Friday, Jan. 21

Winter Wonderland Cupcake Decorating – James City County Recreation Center. Kids ages 6-13 can decorate winter-themed cupcakes using buttercream icing at this event. This class will be instructed by the Williamsburg Chocolatier, Inc. See website for details. $25.

Saturday, Jan. 22

Maker Club – James City County Recreation Center. Learn to create using electronics, microcontrollers, programming, robotics and more. For ages 12-25. Free. 10:00 am – 12:00 pm. Preregister here.

History Hike: The Marl Pit – Yorktown Battlefield Visitors Center. Experience Historic Yorktown by taking a stroll with a professional historian. Interesting insights and information not usually found in history books will be presented by tour guides Maureen Wiese and J. Michael Moore. 11:00 am – 12:00 pm. $10. Tickets can be purchased here.

Frozen Movie Marathon – James City County Library (7770 Croaker Rd). Families can enjoy back-to-back screenings of Frozen and Frozen 2. Hot cocoa, coloring and a craft will be provided. Kids are encouraged to bring a blanket and may wear a costume. 11:00 am – 5:00 pm.

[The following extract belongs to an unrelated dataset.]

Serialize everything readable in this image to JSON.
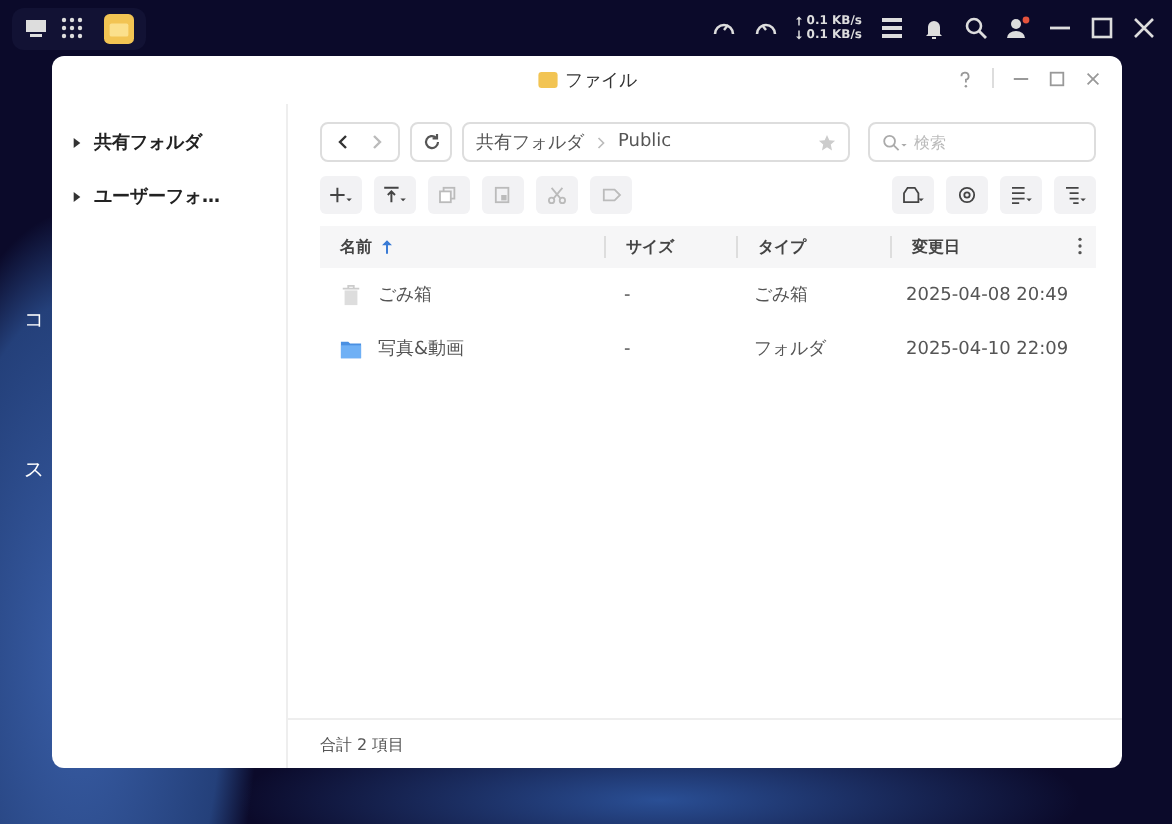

Citizens of Yorktown: Dr. Daniel Norton – Mobjack Bay Coffee Roasters & Petite Café. Take a stroll with professional historians and learn about Dr. Daniel Norton, who escaped slavery. He later returned to Yorktown, where he lived a prosperous life and made an impact on Virginia as a state senator and Civil Rights activist. 1:00 – 2:00 pm. $10. Tickets can be purchased here.

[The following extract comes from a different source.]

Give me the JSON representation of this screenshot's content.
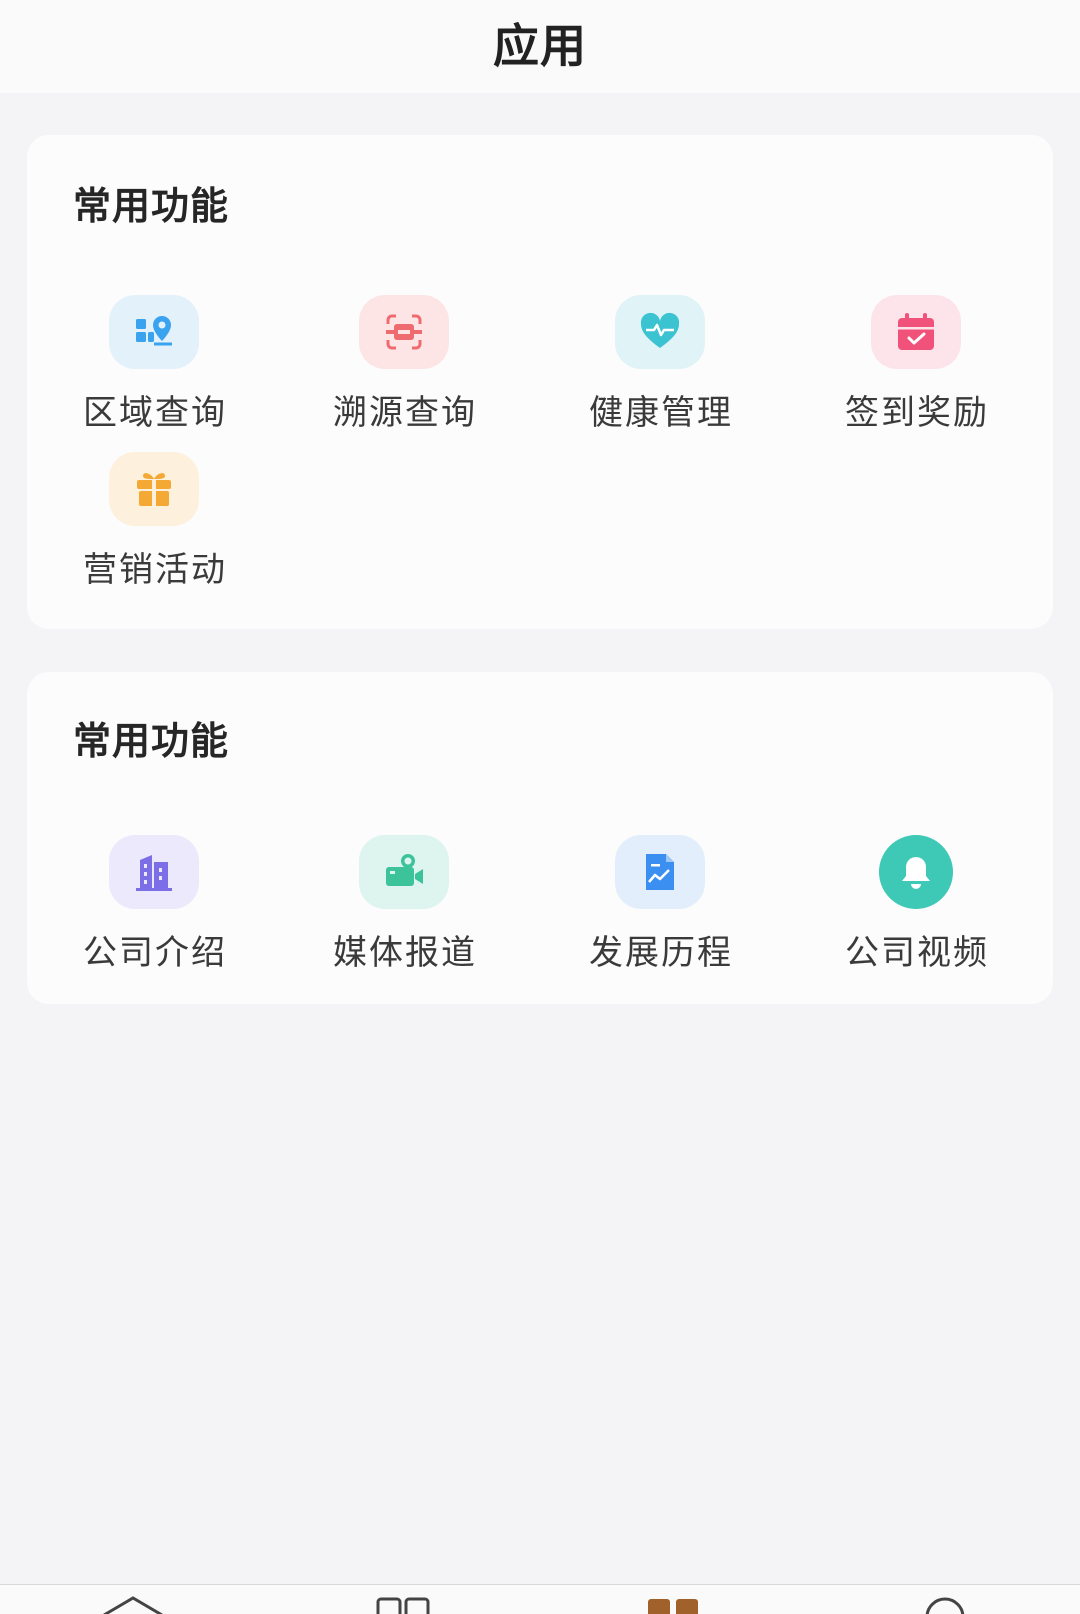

Super Science Sleuths – Virginia Living Museum. Kids can learn fascinating facts about nature, meet wildlife up close, see artifacts and ask questions at this event. 1:30 – 2:00 pm.

Sunday, Jan. 23

Fire a Flintlock Musket – Colonial Williamsburg. Fire live rounds from two different reproduction 18th-century flintlock firearms, which were used during the Revolutionary War. Must be 14+ to participate; guests 14-17 must be accompanied by an adult. Participants must meet at the Williamsburg Lodge 15 minutes prior to the start of the session. Weather permitting. See website for details.

Beanbag Book Club – Williamsburg Library (515 Scotland St.). This book club is geared toward beginning readers ages 5-8. Kids will read, play games and participate in fun activities related to an early reader book. Limited to 10 participants. 2:00 – 3:00 pm. Free.

william_and_mary
43.5Kfollowers

View more on Instagram.
This image of #wmInWinter looks like something out of a fairy tale. What’s your favorite fairy-tale story?

: @tse…

—————-

Have questions, comments or suggestions? Send us an email.

Looking for past editions of The Triangle? You can find those here.

✔️ Not a subscriber yet? Click here to subscribe so you never miss a newsletter.

New to The Triangle? Check out our Facebook community.

Author

This site uses cookies to provide you with a great user experience. By continuing to use this website, you consent to the use of cookies in accordance with our privacy policy.